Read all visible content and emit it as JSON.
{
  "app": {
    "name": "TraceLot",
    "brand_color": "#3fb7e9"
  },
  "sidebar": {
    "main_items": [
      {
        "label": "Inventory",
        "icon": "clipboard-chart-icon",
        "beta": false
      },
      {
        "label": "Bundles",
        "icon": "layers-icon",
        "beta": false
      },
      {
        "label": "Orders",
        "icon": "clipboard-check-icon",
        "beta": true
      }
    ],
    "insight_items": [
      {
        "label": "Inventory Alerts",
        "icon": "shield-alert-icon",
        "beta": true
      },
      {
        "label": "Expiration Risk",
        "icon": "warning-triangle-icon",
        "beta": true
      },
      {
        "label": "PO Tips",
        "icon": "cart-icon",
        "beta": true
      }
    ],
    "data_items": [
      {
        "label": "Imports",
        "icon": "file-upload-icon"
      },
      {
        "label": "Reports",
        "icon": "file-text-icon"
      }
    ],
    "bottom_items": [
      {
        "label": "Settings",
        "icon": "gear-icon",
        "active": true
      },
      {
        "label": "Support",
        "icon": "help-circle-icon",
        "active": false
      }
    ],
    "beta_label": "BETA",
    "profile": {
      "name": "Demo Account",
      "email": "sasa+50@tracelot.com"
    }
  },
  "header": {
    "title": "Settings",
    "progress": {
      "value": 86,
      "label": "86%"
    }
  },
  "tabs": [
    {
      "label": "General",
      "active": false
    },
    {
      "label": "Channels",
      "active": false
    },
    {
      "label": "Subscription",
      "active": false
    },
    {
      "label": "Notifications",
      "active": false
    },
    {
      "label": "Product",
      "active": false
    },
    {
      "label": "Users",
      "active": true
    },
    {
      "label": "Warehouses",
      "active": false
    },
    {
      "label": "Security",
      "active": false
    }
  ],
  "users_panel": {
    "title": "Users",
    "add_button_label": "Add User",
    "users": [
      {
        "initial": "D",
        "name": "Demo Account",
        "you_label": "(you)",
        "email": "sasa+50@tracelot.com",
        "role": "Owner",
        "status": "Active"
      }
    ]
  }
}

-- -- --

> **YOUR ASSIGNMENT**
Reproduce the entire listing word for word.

> **TASK ANSWER**
Read all visible content and emit it as JSON.
{
  "app": {
    "name": "TraceLot",
    "brand_color": "#3fb7e9"
  },
  "sidebar": {
    "main_items": [
      {
        "label": "Inventory",
        "icon": "clipboard-chart-icon",
        "beta": false
      },
      {
        "label": "Bundles",
        "icon": "layers-icon",
        "beta": false
      },
      {
        "label": "Orders",
        "icon": "clipboard-check-icon",
        "beta": true
      }
    ],
    "insight_items": [
      {
        "label": "Inventory Alerts",
        "icon": "shield-alert-icon",
        "beta": true
      },
      {
        "label": "Expiration Risk",
        "icon": "warning-triangle-icon",
        "beta": true
      },
      {
        "label": "PO Tips",
        "icon": "cart-icon",
        "beta": true
      }
    ],
    "data_items": [
      {
        "label": "Imports",
        "icon": "file-upload-icon"
      },
      {
        "label": "Reports",
        "icon": "file-text-icon"
      }
    ],
    "bottom_items": [
      {
        "label": "Settings",
        "icon": "gear-icon",
        "active": true
      },
      {
        "label": "Support",
        "icon": "help-circle-icon",
        "active": false
      }
    ],
    "beta_label": "BETA",
    "profile": {
      "name": "Demo Account",
      "email": "sasa+50@tracelot.com"
    }
  },
  "header": {
    "title": "Settings",
    "progress": {
      "value": 86,
      "label": "86%"
    }
  },
  "tabs": [
    {
      "label": "General",
      "active": false
    },
    {
      "label": "Channels",
      "active": false
    },
    {
      "label": "Subscription",
      "active": false
    },
    {
      "label": "Notifications",
      "active": false
    },
    {
      "label": "Product",
      "active": false
    },
    {
      "label": "Users",
      "active": true
    },
    {
      "label": "Warehouses",
      "active": false
    },
    {
      "label": "Security",
      "active": false
    }
  ],
  "users_panel": {
    "title": "Users",
    "add_button_label": "Add User",
    "users": [
      {
        "initial": "D",
        "name": "Demo Account",
        "you_label": "(you)",
        "email": "sasa+50@tracelot.com",
        "role": "Owner",
        "status": "Active"
      }
    ]
  }
}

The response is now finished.